#### INPUT DATA

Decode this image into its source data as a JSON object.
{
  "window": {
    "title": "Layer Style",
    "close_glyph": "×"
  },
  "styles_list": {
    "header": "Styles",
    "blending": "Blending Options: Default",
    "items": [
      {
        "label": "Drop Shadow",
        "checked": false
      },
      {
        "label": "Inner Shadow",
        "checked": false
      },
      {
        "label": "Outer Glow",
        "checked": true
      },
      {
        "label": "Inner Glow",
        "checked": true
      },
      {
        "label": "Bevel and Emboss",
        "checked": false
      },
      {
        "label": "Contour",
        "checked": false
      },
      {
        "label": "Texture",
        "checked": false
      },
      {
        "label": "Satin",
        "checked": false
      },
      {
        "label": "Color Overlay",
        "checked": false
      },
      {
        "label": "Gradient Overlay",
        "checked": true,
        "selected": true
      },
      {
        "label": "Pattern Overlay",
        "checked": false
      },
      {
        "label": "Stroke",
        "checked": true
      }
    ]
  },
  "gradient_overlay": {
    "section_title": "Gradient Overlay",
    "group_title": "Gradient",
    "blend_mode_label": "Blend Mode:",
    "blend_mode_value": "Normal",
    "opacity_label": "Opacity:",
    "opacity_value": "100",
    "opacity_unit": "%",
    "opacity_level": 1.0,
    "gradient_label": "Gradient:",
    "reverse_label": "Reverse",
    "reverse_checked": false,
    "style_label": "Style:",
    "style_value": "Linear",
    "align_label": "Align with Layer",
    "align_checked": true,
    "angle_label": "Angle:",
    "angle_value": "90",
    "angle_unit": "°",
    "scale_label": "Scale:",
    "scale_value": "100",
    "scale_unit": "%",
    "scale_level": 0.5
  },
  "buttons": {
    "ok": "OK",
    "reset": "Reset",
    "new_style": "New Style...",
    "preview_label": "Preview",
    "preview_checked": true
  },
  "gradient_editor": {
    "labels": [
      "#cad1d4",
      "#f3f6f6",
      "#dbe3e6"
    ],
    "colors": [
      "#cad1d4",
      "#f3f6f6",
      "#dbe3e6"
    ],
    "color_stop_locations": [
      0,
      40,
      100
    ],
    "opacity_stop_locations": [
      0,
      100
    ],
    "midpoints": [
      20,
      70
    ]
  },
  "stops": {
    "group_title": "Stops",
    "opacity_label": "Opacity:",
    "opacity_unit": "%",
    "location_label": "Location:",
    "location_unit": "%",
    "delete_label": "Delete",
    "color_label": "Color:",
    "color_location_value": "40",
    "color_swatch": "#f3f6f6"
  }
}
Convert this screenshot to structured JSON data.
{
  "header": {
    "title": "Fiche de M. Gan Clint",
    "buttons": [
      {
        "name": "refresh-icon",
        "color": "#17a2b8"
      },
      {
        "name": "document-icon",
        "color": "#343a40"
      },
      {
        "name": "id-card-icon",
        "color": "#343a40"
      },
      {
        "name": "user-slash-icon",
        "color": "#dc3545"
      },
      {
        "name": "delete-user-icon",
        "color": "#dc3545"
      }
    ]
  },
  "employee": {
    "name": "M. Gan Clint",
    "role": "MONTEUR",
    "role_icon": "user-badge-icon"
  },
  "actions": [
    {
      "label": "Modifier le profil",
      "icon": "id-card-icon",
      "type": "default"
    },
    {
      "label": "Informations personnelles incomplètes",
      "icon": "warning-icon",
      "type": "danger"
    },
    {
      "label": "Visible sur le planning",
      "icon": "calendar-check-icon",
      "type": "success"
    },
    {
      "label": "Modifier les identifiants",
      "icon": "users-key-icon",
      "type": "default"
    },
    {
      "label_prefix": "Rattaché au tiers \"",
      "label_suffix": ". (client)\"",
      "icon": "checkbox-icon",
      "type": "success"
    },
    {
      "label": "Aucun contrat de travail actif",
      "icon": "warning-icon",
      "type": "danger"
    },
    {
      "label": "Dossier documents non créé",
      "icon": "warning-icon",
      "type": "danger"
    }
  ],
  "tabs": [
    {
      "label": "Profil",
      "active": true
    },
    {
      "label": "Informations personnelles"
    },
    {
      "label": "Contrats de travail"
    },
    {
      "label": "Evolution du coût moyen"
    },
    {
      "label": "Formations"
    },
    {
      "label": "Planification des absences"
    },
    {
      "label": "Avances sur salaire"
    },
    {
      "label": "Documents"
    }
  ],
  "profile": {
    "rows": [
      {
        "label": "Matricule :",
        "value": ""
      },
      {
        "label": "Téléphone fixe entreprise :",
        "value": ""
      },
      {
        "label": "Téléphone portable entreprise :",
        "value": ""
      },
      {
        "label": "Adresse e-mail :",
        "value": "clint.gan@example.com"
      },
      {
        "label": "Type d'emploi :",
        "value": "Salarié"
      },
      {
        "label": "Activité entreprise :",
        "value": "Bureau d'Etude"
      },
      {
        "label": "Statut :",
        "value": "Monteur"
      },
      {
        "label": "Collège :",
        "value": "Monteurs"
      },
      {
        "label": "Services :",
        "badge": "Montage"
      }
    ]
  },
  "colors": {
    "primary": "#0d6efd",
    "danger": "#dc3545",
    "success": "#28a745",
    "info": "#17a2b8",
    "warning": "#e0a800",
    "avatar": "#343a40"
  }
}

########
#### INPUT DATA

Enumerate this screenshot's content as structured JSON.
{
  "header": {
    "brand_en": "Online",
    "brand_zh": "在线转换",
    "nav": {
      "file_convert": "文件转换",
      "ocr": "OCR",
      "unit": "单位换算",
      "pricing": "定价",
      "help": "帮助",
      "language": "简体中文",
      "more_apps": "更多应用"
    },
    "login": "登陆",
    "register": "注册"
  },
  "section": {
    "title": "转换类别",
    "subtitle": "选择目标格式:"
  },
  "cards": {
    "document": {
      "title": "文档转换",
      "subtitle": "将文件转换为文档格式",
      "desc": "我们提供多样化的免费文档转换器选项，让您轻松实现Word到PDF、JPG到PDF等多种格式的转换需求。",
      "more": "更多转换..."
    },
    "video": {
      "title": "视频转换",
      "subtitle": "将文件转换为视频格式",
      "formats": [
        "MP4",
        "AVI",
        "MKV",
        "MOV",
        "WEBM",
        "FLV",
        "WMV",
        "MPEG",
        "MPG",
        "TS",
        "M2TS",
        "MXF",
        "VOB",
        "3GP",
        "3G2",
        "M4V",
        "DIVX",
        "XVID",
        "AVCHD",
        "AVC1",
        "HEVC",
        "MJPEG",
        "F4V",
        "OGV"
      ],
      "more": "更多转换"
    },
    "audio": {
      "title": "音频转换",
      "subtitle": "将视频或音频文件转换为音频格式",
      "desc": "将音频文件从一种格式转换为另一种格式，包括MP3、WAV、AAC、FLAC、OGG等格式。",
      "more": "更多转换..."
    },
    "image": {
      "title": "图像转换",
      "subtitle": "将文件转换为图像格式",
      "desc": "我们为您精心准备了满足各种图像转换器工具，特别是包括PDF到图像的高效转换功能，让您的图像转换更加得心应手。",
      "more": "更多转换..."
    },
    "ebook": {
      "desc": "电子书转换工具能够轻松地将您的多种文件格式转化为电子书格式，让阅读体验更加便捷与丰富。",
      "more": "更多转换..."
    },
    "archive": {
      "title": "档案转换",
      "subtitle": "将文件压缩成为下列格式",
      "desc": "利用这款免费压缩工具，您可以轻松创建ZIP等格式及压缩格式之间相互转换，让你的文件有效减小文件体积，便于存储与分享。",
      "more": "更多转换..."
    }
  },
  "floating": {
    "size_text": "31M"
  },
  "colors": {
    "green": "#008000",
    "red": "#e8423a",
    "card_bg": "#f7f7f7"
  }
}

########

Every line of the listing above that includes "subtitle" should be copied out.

    "subtitle": "选择目标格式:"
      "subtitle": "将文件转换为文档格式",
      "subtitle": "将文件转换为视频格式",
      "subtitle": "将视频或音频文件转换为音频格式",
      "subtitle": "将文件转换为图像格式",
      "subtitle": "将文件压缩成为下列格式",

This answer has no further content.